I started researching what farmer's markets were around me. I knew there was one in Quincy, but it runs on an afternoon when I'm generally at work 10 miles away, and another one in Copley Square, which requires a long bus ride. After a little searching, turns out, there are a ton of other options. Most exciting of all, there was one a quarter mile from my office. Even better, it's run by kids. So cool! It's called The Food Project, and it's a youth development program. They have a garden right in Roxbury, right down the street from where I work, and they have another bigger farm out in Lincoln. The first day, they had a ton of salad greens:
I got a huge bag of spinach for $2. Crazy deal. I also got some raw honey for $3. The young guy helping out said, "I knew you were going to buy honey." Guess, I'm the honey buying type. Then he excitedly told me it tasted like cucumbers. Sounded intriguing. When I tasted a bit, I didn't detect any cucumber, but maybe his palate was more refined than mine. He gave me some glass pebbles when I left, and told me to put them by my flowers.
I have a small garden going on the patio. I really shouldn't have planted anything this year, because I'm going to be gone a lot this summer and won't be able to water it. I'm afraid of what will happen. But I couldn't make through a year without any green in our home. Before our plans to move back to the Midwest changed, I had my eye on a small farmhouse with a nice garden out back. I'm still mourning that little daydream. Until that day comes, this will have to do.
When I first went to Washington, D.C., I remember driving by an urban gardening project, and I thought it was the coolest thing, that if I lived in a city someday I'd want to do that. Don't know what happened to the time, because I never have. Maybe someday. When I was in Chicago, I heard about LaDonna Redmond, who is a big advocate for urban agriculture in Chicago. She's working with people to try to transform urban neighborhoods that lack healthy food options, since big chains won't locate in poor neighborhoods and convenience stores abound. When she started farming in Austin, she found that a lot of the older African-American residents had vast, untapped knowledge about gardening from their childhoods growing up in the South. I love that story, the power of untapped potential to solve problems. In Kalamazoo, residents on the Northside fought for years to get a grocery store to locate in the neighborhood. It's been a success. I think these are some of the most exciting grassroots movements to take hold in the last ten years.
Turns out, there's a bunch of other farmer's markets around me, in Milton, the South End, South Boston. Pretty much everywhere. When I was out at Long Island, I noticed a garden. Turns out it's a job training program for the homeless, called Serving Ourselves, and they sell some of their produce at the Quincy Farmer's Market. There's even an organic farm in Cohasset I didn't know about. The markets are all on different days and start up at different times, so it takes a little planning to go regularly but it's definitely worth it. The food tastes so much fresher than grocery store produce, shipped from California or wherever, and the money you spend stays local. The USDA has a very good website for finding farmer's markets in your state.

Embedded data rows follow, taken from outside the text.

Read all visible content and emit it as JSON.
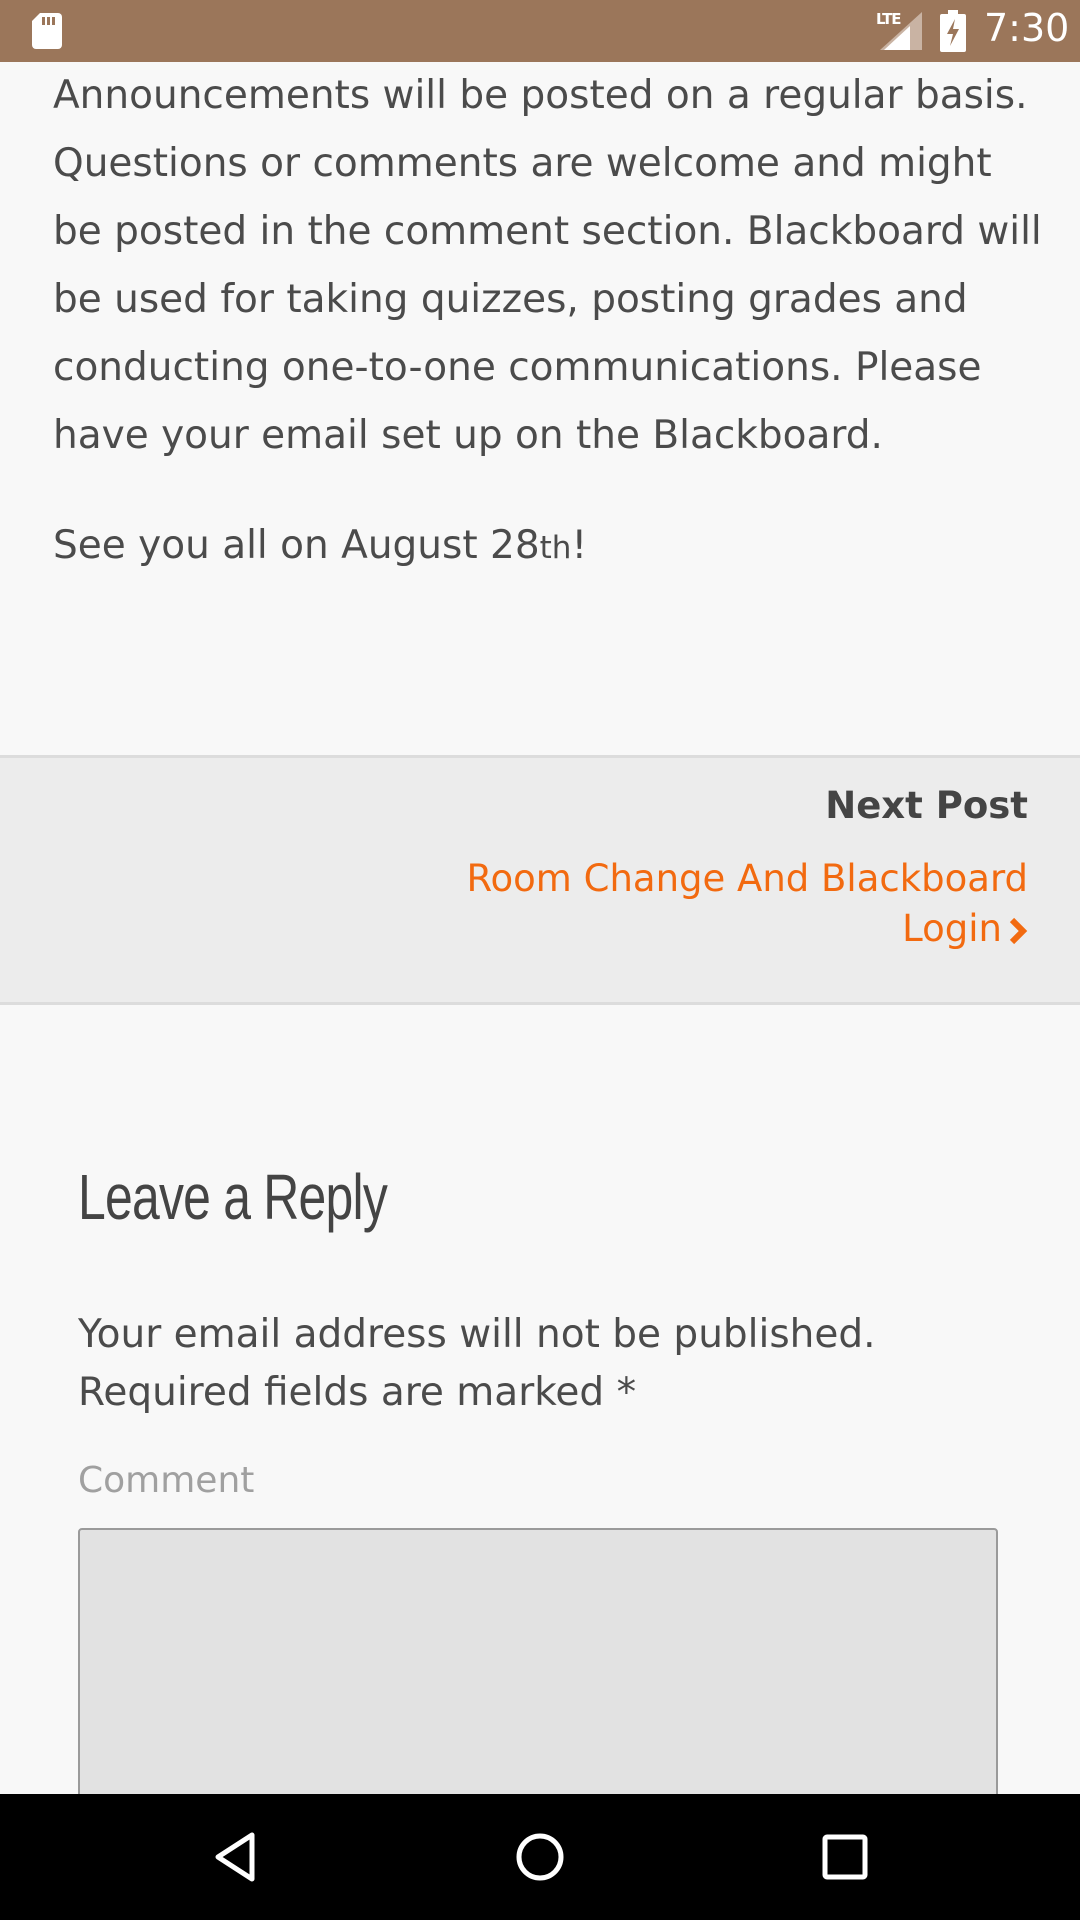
{
  "status_bar": {
    "network_label": "LTE",
    "time": "7:30",
    "icons": [
      "sd-card-icon",
      "signal-icon",
      "battery-charging-icon"
    ]
  },
  "article": {
    "paragraph": "Announcements will be posted on a regular basis. Questions or comments are welcome and might be posted in the comment section. Blackboard will be used for taking quizzes, posting grades and conducting one-to-one communications. Please have your email set up on the Blackboard.",
    "closing_prefix": "See you all on August 28",
    "closing_sup": "th",
    "closing_suffix": "!"
  },
  "post_navigation": {
    "heading": "Next Post",
    "link_text": "Room Change And Blackboard Login",
    "link_color": "#f26a10"
  },
  "reply": {
    "title": "Leave a Reply",
    "note": "Your email address will not be published. Required fields are marked *",
    "comment_label": "Comment",
    "comment_value": ""
  },
  "nav_bar": {
    "buttons": [
      "back-icon",
      "home-icon",
      "recents-icon"
    ]
  },
  "colors": {
    "status_bar": "#9b765a",
    "accent": "#f26a10",
    "background": "#f8f8f8"
  }
}
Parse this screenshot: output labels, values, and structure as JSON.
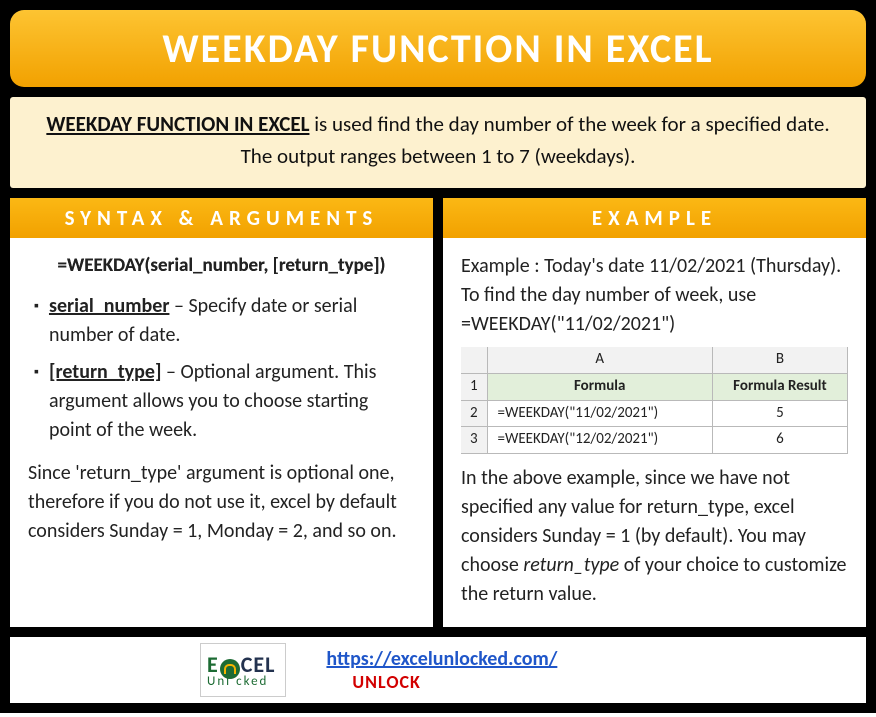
{
  "title": "WEEKDAY FUNCTION IN EXCEL",
  "desc_bold": "WEEKDAY FUNCTION IN EXCEL",
  "desc_rest": " is used find the day number of the week for a specified date. The output ranges between 1 to 7 (weekdays).",
  "left": {
    "header": "SYNTAX & ARGUMENTS",
    "syntax": "=WEEKDAY(serial_number, [return_type])",
    "arg1_label": "serial_number",
    "arg1_text": " – Specify date or serial number of date.",
    "arg2_label": "[return_type]",
    "arg2_text": " – Optional argument. This argument allows you to choose starting point of the week.",
    "note": "Since 'return_type' argument is optional one, therefore if you do not use it, excel by default considers Sunday = 1, Monday = 2, and so on."
  },
  "right": {
    "header": "EXAMPLE",
    "intro": "Example : Today's date 11/02/2021 (Thursday). To find the day number of week, use =WEEKDAY(\"11/02/2021\")",
    "colA": "A",
    "colB": "B",
    "h1": "Formula",
    "h2": "Formula Result",
    "rows": [
      {
        "n": "2",
        "formula": "=WEEKDAY(\"11/02/2021\")",
        "result": "5"
      },
      {
        "n": "3",
        "formula": "=WEEKDAY(\"12/02/2021\")",
        "result": "6"
      }
    ],
    "r1": "1",
    "outro1": "In the above example, since we have not specified any value for return_type, excel considers Sunday = 1 (by default). You may choose ",
    "outro_em": "return_type",
    "outro2": " of your choice to customize the return value."
  },
  "footer": {
    "logo_line1a": "E",
    "logo_line1b": "CEL",
    "logo_line2": "Unl   cked",
    "url": "https://excelunlocked.com/",
    "unlock": "UNLOCK"
  }
}
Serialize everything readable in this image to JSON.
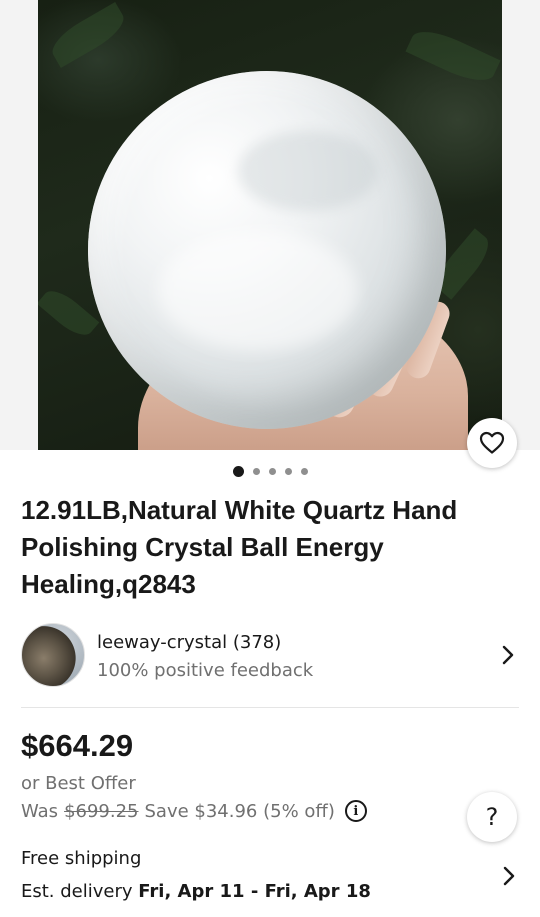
{
  "gallery": {
    "image_alt": "White quartz crystal ball held in hand",
    "favorite_icon": "heart-outline-icon",
    "page_count": 5,
    "active_page": 1
  },
  "listing": {
    "title": "12.91LB,Natural White Quartz Hand Polishing Crystal Ball Energy Healing,q2843"
  },
  "seller": {
    "name_line": "leeway-crystal (378)",
    "feedback": "100% positive feedback"
  },
  "pricing": {
    "price": "$664.29",
    "best_offer": "or Best Offer",
    "was_label": "Was",
    "was_price": "$699.25",
    "save_text": "Save $34.96 (5% off)"
  },
  "help_label": "?",
  "shipping": {
    "label": "Free shipping",
    "est_label": "Est. delivery",
    "est_dates": "Fri, Apr 11 - Fri, Apr 18"
  },
  "colors": {
    "text": "#191919",
    "secondary_text": "#707070",
    "divider": "#e5e5e5"
  }
}
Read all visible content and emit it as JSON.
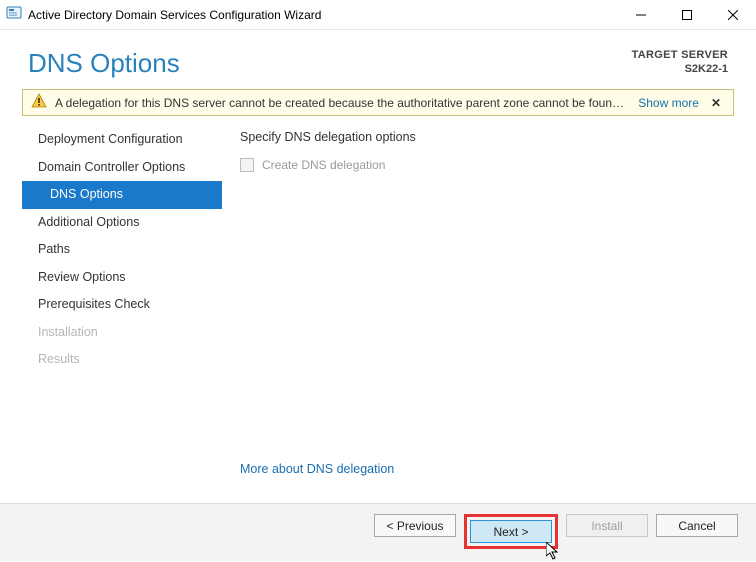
{
  "window": {
    "title": "Active Directory Domain Services Configuration Wizard"
  },
  "header": {
    "page_title": "DNS Options",
    "target_label": "TARGET SERVER",
    "target_name": "S2K22-1"
  },
  "warning": {
    "message": "A delegation for this DNS server cannot be created because the authoritative parent zone cannot be found...",
    "show_more": "Show more",
    "close": "✕"
  },
  "sidebar": {
    "items": [
      {
        "label": "Deployment Configuration",
        "state": "normal"
      },
      {
        "label": "Domain Controller Options",
        "state": "normal"
      },
      {
        "label": "DNS Options",
        "state": "selected"
      },
      {
        "label": "Additional Options",
        "state": "normal"
      },
      {
        "label": "Paths",
        "state": "normal"
      },
      {
        "label": "Review Options",
        "state": "normal"
      },
      {
        "label": "Prerequisites Check",
        "state": "normal"
      },
      {
        "label": "Installation",
        "state": "disabled"
      },
      {
        "label": "Results",
        "state": "disabled"
      }
    ]
  },
  "content": {
    "heading": "Specify DNS delegation options",
    "checkbox_label": "Create DNS delegation",
    "more_link": "More about DNS delegation"
  },
  "footer": {
    "previous": "< Previous",
    "next": "Next >",
    "install": "Install",
    "cancel": "Cancel"
  }
}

Looking forward to seeing what else they have for sale the rest of the season.